Exercise brief: Please return each record exactly, leaving nothing out.
━━━━━ Material supplied ━━━━━
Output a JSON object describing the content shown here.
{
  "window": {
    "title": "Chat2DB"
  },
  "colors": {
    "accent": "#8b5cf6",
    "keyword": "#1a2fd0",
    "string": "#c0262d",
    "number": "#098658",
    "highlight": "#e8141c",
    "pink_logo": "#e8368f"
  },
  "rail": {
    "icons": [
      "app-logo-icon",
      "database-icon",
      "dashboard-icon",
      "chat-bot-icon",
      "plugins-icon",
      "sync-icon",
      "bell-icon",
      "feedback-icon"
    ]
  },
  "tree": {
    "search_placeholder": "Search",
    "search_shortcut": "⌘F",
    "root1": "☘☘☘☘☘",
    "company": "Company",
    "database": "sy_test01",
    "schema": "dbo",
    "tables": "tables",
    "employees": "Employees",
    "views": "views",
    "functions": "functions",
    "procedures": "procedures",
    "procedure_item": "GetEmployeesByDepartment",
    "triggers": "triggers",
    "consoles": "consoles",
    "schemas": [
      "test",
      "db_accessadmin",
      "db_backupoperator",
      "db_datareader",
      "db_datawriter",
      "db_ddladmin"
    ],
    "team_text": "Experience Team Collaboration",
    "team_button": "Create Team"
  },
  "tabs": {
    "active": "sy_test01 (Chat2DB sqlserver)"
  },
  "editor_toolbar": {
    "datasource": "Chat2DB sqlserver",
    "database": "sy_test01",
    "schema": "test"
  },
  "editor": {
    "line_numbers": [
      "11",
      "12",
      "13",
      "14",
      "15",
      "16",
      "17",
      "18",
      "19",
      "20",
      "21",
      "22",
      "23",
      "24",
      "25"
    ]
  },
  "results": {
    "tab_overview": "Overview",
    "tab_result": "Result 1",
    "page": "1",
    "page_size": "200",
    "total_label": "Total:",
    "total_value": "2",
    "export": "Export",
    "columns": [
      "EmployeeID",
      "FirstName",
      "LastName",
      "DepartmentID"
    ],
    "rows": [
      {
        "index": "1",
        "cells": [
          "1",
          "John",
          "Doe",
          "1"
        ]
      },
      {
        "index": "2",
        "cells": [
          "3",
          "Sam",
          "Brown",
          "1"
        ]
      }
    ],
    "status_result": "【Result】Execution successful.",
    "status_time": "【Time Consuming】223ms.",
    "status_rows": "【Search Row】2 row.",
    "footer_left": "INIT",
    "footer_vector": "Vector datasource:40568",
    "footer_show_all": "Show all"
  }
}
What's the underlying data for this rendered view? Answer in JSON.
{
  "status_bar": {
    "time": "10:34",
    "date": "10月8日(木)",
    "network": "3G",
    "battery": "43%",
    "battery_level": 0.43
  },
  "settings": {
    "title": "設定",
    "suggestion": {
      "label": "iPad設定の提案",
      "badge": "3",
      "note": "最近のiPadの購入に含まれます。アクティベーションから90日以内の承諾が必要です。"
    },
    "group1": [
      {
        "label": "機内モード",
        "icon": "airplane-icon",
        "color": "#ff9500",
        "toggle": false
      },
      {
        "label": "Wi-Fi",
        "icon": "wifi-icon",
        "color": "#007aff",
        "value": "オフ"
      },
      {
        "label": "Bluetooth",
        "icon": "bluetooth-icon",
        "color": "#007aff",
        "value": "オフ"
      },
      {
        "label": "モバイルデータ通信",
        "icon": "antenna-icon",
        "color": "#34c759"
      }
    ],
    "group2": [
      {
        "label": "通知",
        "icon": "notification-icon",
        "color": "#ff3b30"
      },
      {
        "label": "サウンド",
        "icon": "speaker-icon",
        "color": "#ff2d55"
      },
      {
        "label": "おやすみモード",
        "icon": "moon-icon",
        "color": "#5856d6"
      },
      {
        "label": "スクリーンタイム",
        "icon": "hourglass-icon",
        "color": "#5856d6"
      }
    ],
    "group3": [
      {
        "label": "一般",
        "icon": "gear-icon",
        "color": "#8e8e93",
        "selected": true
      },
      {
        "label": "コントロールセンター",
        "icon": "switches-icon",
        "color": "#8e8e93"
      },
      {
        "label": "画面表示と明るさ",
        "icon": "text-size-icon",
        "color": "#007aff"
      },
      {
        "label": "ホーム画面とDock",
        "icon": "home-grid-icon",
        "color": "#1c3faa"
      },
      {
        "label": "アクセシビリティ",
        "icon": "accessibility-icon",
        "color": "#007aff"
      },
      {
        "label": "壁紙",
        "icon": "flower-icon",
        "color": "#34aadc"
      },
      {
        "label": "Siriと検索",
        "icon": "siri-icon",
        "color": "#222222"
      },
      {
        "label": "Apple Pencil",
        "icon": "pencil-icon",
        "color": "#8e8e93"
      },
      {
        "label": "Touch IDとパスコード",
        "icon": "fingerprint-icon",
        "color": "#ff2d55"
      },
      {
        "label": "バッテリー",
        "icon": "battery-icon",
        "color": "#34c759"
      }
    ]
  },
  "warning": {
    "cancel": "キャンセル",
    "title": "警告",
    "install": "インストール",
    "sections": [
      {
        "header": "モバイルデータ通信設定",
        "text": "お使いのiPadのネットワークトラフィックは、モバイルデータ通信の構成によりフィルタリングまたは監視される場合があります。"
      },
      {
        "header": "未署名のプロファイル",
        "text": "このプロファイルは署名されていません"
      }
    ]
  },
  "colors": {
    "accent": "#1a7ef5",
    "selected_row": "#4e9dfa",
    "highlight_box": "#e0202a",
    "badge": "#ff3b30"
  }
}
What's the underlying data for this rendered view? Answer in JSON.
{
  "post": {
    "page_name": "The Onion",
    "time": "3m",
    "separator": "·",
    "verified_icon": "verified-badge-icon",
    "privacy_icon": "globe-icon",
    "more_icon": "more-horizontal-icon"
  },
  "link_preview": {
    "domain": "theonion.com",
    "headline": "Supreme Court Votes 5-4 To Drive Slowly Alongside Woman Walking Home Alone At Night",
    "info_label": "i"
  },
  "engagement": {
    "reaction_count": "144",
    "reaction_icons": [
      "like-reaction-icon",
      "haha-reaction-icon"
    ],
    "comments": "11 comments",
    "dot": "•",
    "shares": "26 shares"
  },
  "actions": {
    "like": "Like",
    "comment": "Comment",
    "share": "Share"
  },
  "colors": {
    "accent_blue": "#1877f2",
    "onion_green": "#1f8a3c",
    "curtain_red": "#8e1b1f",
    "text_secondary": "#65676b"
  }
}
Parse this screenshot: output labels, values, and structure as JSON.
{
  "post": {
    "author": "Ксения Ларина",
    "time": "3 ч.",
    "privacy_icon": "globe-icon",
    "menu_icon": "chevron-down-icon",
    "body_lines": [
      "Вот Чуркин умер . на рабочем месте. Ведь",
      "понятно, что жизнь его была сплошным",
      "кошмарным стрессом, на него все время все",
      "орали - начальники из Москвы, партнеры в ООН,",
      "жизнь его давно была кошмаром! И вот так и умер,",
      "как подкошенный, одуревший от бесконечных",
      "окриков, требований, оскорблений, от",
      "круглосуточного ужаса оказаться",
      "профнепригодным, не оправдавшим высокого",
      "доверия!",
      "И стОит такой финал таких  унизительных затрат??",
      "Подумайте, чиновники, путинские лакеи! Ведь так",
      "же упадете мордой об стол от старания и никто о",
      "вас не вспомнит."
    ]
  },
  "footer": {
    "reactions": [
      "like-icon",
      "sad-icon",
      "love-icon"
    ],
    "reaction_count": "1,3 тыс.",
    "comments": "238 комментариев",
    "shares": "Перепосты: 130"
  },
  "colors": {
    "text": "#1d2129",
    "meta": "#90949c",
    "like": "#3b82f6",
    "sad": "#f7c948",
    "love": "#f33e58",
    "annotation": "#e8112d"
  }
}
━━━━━
Finished exercise:
Output a JSON object describing the content shown here.
{
  "window": {
    "title": "Chat2DB"
  },
  "colors": {
    "accent": "#8b5cf6",
    "keyword": "#1a2fd0",
    "string": "#c0262d",
    "number": "#098658",
    "highlight": "#e8141c",
    "pink_logo": "#e8368f"
  },
  "rail": {
    "icons": [
      "app-logo-icon",
      "database-icon",
      "dashboard-icon",
      "chat-bot-icon",
      "plugins-icon",
      "sync-icon",
      "bell-icon",
      "feedback-icon"
    ]
  },
  "tree": {
    "search_placeholder": "Search",
    "search_shortcut": "⌘F",
    "root1": "☘☘☘☘☘",
    "company": "Company",
    "database": "sy_test01",
    "schema": "dbo",
    "tables": "tables",
    "employees": "Employees",
    "views": "views",
    "functions": "functions",
    "procedures": "procedures",
    "procedure_item": "GetEmployeesByDepartment",
    "triggers": "triggers",
    "consoles": "consoles",
    "schemas": [
      "test",
      "db_accessadmin",
      "db_backupoperator",
      "db_datareader",
      "db_datawriter",
      "db_ddladmin"
    ],
    "team_text": "Experience Team Collaboration",
    "team_button": "Create Team"
  },
  "tabs": {
    "active": "sy_test01 (Chat2DB sqlserver)"
  },
  "editor_toolbar": {
    "datasource": "Chat2DB sqlserver",
    "database": "sy_test01",
    "schema": "test"
  },
  "editor": {
    "line_numbers": [
      "11",
      "12",
      "13",
      "14",
      "15",
      "16",
      "17",
      "18",
      "19",
      "20",
      "21",
      "22",
      "23",
      "24",
      "25"
    ]
  },
  "results": {
    "tab_overview": "Overview",
    "tab_result": "Result 1",
    "page": "1",
    "page_size": "200",
    "total_label": "Total:",
    "total_value": "2",
    "export": "Export",
    "columns": [
      "EmployeeID",
      "FirstName",
      "LastName",
      "DepartmentID"
    ],
    "rows": [
      {
        "index": "1",
        "cells": [
          "1",
          "John",
          "Doe",
          "1"
        ]
      },
      {
        "index": "2",
        "cells": [
          "3",
          "Sam",
          "Brown",
          "1"
        ]
      }
    ],
    "status_result": "【Result】Execution successful.",
    "status_time": "【Time Consuming】223ms.",
    "status_rows": "【Search Row】2 row.",
    "footer_left": "INIT",
    "footer_vector": "Vector datasource:40568",
    "footer_show_all": "Show all"
  }
}
What's the underlying data for this rendered view? Answer in JSON.
{
  "status_bar": {
    "time": "10:34",
    "date": "10月8日(木)",
    "network": "3G",
    "battery": "43%",
    "battery_level": 0.43
  },
  "settings": {
    "title": "設定",
    "suggestion": {
      "label": "iPad設定の提案",
      "badge": "3",
      "note": "最近のiPadの購入に含まれます。アクティベーションから90日以内の承諾が必要です。"
    },
    "group1": [
      {
        "label": "機内モード",
        "icon": "airplane-icon",
        "color": "#ff9500",
        "toggle": false
      },
      {
        "label": "Wi-Fi",
        "icon": "wifi-icon",
        "color": "#007aff",
        "value": "オフ"
      },
      {
        "label": "Bluetooth",
        "icon": "bluetooth-icon",
        "color": "#007aff",
        "value": "オフ"
      },
      {
        "label": "モバイルデータ通信",
        "icon": "antenna-icon",
        "color": "#34c759"
      }
    ],
    "group2": [
      {
        "label": "通知",
        "icon": "notification-icon",
        "color": "#ff3b30"
      },
      {
        "label": "サウンド",
        "icon": "speaker-icon",
        "color": "#ff2d55"
      },
      {
        "label": "おやすみモード",
        "icon": "moon-icon",
        "color": "#5856d6"
      },
      {
        "label": "スクリーンタイム",
        "icon": "hourglass-icon",
        "color": "#5856d6"
      }
    ],
    "group3": [
      {
        "label": "一般",
        "icon": "gear-icon",
        "color": "#8e8e93",
        "selected": true
      },
      {
        "label": "コントロールセンター",
        "icon": "switches-icon",
        "color": "#8e8e93"
      },
      {
        "label": "画面表示と明るさ",
        "icon": "text-size-icon",
        "color": "#007aff"
      },
      {
        "label": "ホーム画面とDock",
        "icon": "home-grid-icon",
        "color": "#1c3faa"
      },
      {
        "label": "アクセシビリティ",
        "icon": "accessibility-icon",
        "color": "#007aff"
      },
      {
        "label": "壁紙",
        "icon": "flower-icon",
        "color": "#34aadc"
      },
      {
        "label": "Siriと検索",
        "icon": "siri-icon",
        "color": "#222222"
      },
      {
        "label": "Apple Pencil",
        "icon": "pencil-icon",
        "color": "#8e8e93"
      },
      {
        "label": "Touch IDとパスコード",
        "icon": "fingerprint-icon",
        "color": "#ff2d55"
      },
      {
        "label": "バッテリー",
        "icon": "battery-icon",
        "color": "#34c759"
      }
    ]
  },
  "warning": {
    "cancel": "キャンセル",
    "title": "警告",
    "install": "インストール",
    "sections": [
      {
        "header": "モバイルデータ通信設定",
        "text": "お使いのiPadのネットワークトラフィックは、モバイルデータ通信の構成によりフィルタリングまたは監視される場合があります。"
      },
      {
        "header": "未署名のプロファイル",
        "text": "このプロファイルは署名されていません"
      }
    ]
  },
  "colors": {
    "accent": "#1a7ef5",
    "selected_row": "#4e9dfa",
    "highlight_box": "#e0202a",
    "badge": "#ff3b30"
  }
}
What's the underlying data for this rendered view? Answer in JSON.
{
  "post": {
    "page_name": "The Onion",
    "time": "3m",
    "separator": "·",
    "verified_icon": "verified-badge-icon",
    "privacy_icon": "globe-icon",
    "more_icon": "more-horizontal-icon"
  },
  "link_preview": {
    "domain": "theonion.com",
    "headline": "Supreme Court Votes 5-4 To Drive Slowly Alongside Woman Walking Home Alone At Night",
    "info_label": "i"
  },
  "engagement": {
    "reaction_count": "144",
    "reaction_icons": [
      "like-reaction-icon",
      "haha-reaction-icon"
    ],
    "comments": "11 comments",
    "dot": "•",
    "shares": "26 shares"
  },
  "actions": {
    "like": "Like",
    "comment": "Comment",
    "share": "Share"
  },
  "colors": {
    "accent_blue": "#1877f2",
    "onion_green": "#1f8a3c",
    "curtain_red": "#8e1b1f",
    "text_secondary": "#65676b"
  }
}
Parse this screenshot: output labels, values, and structure as JSON.
{
  "post": {
    "author": "Ксения Ларина",
    "time": "3 ч.",
    "privacy_icon": "globe-icon",
    "menu_icon": "chevron-down-icon",
    "body_lines": [
      "Вот Чуркин умер . на рабочем месте. Ведь",
      "понятно, что жизнь его была сплошным",
      "кошмарным стрессом, на него все время все",
      "орали - начальники из Москвы, партнеры в ООН,",
      "жизнь его давно была кошмаром! И вот так и умер,",
      "как подкошенный, одуревший от бесконечных",
      "окриков, требований, оскорблений, от",
      "круглосуточного ужаса оказаться",
      "профнепригодным, не оправдавшим высокого",
      "доверия!",
      "И стОит такой финал таких  унизительных затрат??",
      "Подумайте, чиновники, путинские лакеи! Ведь так",
      "же упадете мордой об стол от старания и никто о",
      "вас не вспомнит."
    ]
  },
  "footer": {
    "reactions": [
      "like-icon",
      "sad-icon",
      "love-icon"
    ],
    "reaction_count": "1,3 тыс.",
    "comments": "238 комментариев",
    "shares": "Перепосты: 130"
  },
  "colors": {
    "text": "#1d2129",
    "meta": "#90949c",
    "like": "#3b82f6",
    "sad": "#f7c948",
    "love": "#f33e58",
    "annotation": "#e8112d"
  }
}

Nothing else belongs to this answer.